American National Anthem

944 Words4 Pages
George Armistead was a major in the U.S. army during the War of 1812. On June 13, 1813 Major Armistead arrived in Baltimore to take command of Fort McHenry (Parrish). Armistead contacted Mary Pickersgill, a Baltimore flag maker, to sew two American flags (“History of the American National Anthem”). The larger flag became known as “The Star-Spangled Banner.” A gifted poet by the name of Francis Scott Key spectated the battle from the top of a hill (“History of the American National Anthem”). As he was watching the battle, he began to get an idea. He wrote the first verse of a song on the back of a letter. Back in Baltimore, he completed the four verses and copied them onto a sheet of paper (“History of the American National Anthem”). Key went to a local printer to issue the new song. Historians estimated it to be printed in Baltimore around September of 1814 (“History of the American National Anthem”). From there, “The Star-Spangled Banner” became one of the nation’s most-loved patriotic songs and shows a significant symbol for the United States.
The National Anthem symbolizes one of the key moments in history. It started during the War of 1812 (Parrish). In the early stages of the war, the American Navy scored victories in the Atlantic and on Lake Erie while Britain concentrated its military efforts on its war with France (“Life During Wartime”). But with the defeat of Napoleon’s armies in 1814, Britain turned its attention to the war against the United States (“Life During Wartime”). Several months later, the most important battle just began. This battle was known as the Battle of Baltimore (“Life During Wartime”). The Americans were defending the Port of Baltimore from the British. The British Navy then unleashed a barrage of c...

... middle of paper ...

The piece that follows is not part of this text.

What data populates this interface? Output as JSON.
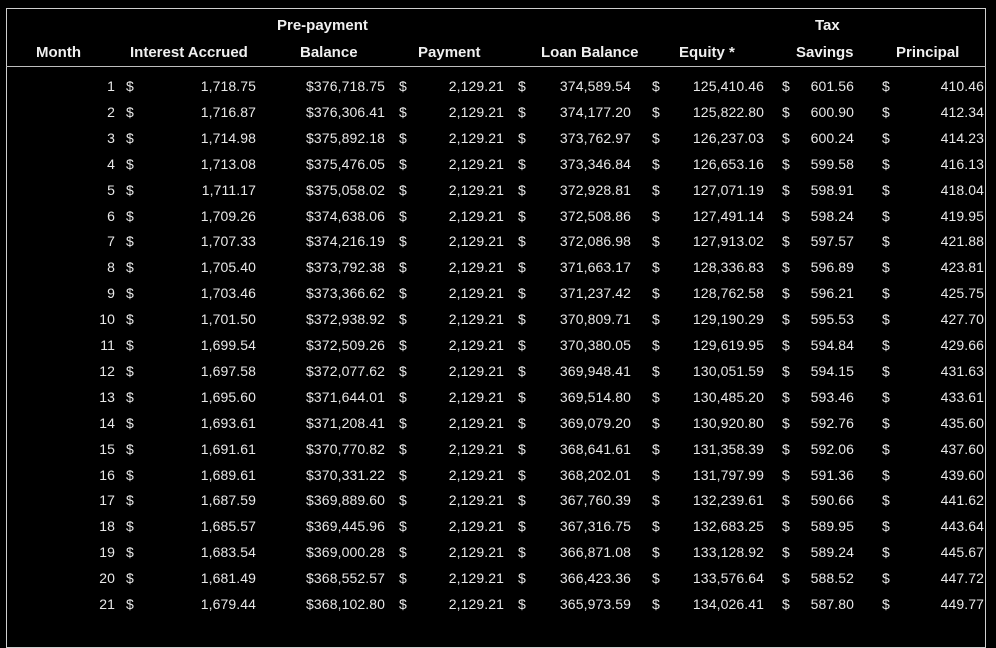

... uproar around the nation when he strummed a blues-style rendition of the song at in Detroit at the Tiger’s Stadium before game five of the 1968 World Series, between Detroit and St. Louis. Performances at particularly large events are often ended with a military fly past (“History of the American National Anthem”). During ceremonies, the Army and Navy play the National Anthem in respect for the men and women who passed away fighting for the country. Museums have started funding to conserve the flag and song (Parrish). It is still in process to conserve it. The conservations of the new flag can be seen at the Smithsonian Institute (Parrish). Conservers are working to refresh the United States Star-Spangled Banner Flag (Parrish). When someone hears the word patriotic, the first idea should be “The Star-Spangled Banner” as it is America’s most famous patriotic symbol.

More about American National Anthem

Open Document